With regard to SF 157’s mandate of baseline groundwater testing, the matter will be pursued by either the Wyoming Department of Environmental Quality (DEQ) or the Wyoming Oil and Gas Conservation Commission in rule-making rather in statute by the legislature, according to those close to the issue. Wyoming DEQ might be the avenue since that agency deals in water quality. However, if the state doesn’t address baseline groundwater testing through rule-making in the interim, it’s believed that a bill will again come before lawmakers during next year’s legislative session.
Petroleum industry officials said their main objection to SF 157’s baseline testing requirement is that it would have necessarily required drilling new water testing and monitoring wells, rather than simply test existing water wells in proximity to drilling operations. That, said Bruce Hinchey, president of the Petroleum Association of Wyoming, is an unreasonable, added expense.
“As proposed, we are opposed.
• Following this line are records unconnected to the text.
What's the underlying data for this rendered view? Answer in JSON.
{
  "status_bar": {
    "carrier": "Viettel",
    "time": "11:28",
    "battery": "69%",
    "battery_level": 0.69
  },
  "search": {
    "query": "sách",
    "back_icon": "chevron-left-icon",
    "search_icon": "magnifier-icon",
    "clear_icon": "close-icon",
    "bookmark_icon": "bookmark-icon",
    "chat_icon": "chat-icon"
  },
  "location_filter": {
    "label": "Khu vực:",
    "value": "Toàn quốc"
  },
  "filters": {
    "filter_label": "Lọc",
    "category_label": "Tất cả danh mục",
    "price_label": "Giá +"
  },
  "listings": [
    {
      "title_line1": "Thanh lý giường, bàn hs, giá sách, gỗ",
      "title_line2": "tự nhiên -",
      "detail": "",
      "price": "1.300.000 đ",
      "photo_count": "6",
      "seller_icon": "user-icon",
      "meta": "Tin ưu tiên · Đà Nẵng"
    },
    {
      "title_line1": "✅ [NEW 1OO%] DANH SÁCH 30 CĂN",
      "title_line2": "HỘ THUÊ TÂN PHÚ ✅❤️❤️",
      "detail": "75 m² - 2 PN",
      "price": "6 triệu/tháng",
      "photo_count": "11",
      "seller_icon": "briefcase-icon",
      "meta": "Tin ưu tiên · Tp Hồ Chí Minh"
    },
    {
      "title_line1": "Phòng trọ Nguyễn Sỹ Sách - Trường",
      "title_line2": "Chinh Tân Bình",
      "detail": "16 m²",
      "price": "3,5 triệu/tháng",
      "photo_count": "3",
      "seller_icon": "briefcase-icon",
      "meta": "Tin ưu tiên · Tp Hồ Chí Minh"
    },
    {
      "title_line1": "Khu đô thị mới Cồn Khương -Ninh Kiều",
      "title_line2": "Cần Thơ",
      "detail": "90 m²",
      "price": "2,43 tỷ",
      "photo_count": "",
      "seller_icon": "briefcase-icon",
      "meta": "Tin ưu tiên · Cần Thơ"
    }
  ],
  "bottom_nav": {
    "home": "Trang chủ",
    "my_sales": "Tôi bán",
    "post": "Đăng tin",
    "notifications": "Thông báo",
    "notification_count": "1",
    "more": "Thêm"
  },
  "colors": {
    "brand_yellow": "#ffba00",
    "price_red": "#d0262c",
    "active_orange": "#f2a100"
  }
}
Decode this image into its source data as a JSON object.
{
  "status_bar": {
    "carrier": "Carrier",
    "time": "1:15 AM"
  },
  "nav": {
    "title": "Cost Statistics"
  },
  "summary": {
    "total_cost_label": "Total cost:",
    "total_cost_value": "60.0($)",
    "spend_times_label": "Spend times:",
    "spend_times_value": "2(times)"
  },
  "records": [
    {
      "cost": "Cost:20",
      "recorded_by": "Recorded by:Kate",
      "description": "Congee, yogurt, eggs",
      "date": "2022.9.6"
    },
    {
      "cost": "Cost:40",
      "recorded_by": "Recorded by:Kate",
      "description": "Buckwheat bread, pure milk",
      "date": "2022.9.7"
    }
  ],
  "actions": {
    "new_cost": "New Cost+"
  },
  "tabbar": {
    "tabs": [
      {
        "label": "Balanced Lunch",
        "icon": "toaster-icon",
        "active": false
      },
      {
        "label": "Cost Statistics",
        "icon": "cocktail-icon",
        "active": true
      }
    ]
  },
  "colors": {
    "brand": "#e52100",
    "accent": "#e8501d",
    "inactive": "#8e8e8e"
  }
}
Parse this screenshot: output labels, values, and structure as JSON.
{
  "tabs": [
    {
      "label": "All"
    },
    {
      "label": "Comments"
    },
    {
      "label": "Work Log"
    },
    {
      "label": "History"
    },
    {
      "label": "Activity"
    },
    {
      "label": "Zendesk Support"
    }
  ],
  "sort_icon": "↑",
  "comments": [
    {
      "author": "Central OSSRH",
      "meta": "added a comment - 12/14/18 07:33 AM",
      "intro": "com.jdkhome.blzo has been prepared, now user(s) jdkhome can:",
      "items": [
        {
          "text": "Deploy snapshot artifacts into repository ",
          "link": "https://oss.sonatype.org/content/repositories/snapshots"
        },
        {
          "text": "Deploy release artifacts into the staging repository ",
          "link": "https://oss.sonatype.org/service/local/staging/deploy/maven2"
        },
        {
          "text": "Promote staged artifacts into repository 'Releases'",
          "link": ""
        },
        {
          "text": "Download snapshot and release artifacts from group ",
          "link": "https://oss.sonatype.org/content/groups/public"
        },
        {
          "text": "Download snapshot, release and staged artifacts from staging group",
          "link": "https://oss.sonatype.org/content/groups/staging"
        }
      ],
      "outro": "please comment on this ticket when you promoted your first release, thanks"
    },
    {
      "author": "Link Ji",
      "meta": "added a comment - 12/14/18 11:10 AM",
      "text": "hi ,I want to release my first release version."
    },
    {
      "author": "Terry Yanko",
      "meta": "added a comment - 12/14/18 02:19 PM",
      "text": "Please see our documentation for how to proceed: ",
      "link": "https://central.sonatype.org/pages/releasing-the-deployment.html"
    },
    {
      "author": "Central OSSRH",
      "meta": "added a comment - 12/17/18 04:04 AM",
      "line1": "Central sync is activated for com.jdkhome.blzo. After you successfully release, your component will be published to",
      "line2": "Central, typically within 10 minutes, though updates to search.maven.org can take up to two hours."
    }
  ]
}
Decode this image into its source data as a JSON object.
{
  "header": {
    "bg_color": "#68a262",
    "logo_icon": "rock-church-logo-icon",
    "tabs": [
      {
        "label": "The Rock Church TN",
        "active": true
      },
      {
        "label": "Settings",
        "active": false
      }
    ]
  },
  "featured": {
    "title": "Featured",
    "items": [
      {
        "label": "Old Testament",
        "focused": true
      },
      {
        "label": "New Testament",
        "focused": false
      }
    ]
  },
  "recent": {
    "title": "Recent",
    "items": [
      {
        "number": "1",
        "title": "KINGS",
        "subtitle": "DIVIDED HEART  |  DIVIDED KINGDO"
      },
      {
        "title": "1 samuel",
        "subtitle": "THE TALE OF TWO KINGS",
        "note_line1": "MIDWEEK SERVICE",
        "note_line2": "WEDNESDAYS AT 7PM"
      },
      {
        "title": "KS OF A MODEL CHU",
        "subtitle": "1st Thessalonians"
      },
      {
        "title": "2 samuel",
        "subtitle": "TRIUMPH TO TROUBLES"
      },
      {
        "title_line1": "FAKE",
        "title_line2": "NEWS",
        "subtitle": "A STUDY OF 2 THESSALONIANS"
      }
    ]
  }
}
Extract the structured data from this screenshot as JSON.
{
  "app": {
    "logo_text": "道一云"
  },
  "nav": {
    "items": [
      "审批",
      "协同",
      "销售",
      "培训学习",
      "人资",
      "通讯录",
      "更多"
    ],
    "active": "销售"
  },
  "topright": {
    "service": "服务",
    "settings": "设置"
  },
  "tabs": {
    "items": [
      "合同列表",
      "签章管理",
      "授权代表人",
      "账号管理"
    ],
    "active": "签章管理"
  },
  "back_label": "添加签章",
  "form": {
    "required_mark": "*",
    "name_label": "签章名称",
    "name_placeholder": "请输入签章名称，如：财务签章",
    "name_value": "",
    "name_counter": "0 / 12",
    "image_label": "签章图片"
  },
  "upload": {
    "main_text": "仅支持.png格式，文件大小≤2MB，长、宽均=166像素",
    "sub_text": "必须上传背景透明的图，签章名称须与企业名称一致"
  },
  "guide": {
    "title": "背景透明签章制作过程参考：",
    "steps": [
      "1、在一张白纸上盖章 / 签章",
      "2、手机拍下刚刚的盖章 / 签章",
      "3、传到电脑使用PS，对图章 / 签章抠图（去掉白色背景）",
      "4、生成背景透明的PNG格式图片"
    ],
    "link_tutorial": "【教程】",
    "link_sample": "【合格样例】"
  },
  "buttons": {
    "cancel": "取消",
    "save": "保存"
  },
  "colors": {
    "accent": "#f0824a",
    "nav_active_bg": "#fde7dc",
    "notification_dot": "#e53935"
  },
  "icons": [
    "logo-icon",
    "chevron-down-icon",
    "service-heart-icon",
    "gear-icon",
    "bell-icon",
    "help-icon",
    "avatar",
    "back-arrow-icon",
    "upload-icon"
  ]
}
We don’t think it’s necessary and it’s very costly.”
Some proponents of groundwater testing as proposed in SF 157 said they are encouraged that the governor’s office and Wyoming lawmakers have given solid support to funding the monitoring and clean-up of leaky landfills across the state in recent years, and said they hoped that state leaders eventually will view baseline testing in the oil and gas industry similarly.
In debate about continued appropriations toward addressing landfill pollution, House Speaker Rep. Tom Lubnau (R-Gillette) said, “If it (landfill pollution) gets into our water that’s the worst legacy we can leave.”
Richard Garrett said, “Oil and gas is much bigger deal (than leaky landfills), covering 40 percent of our landscape.”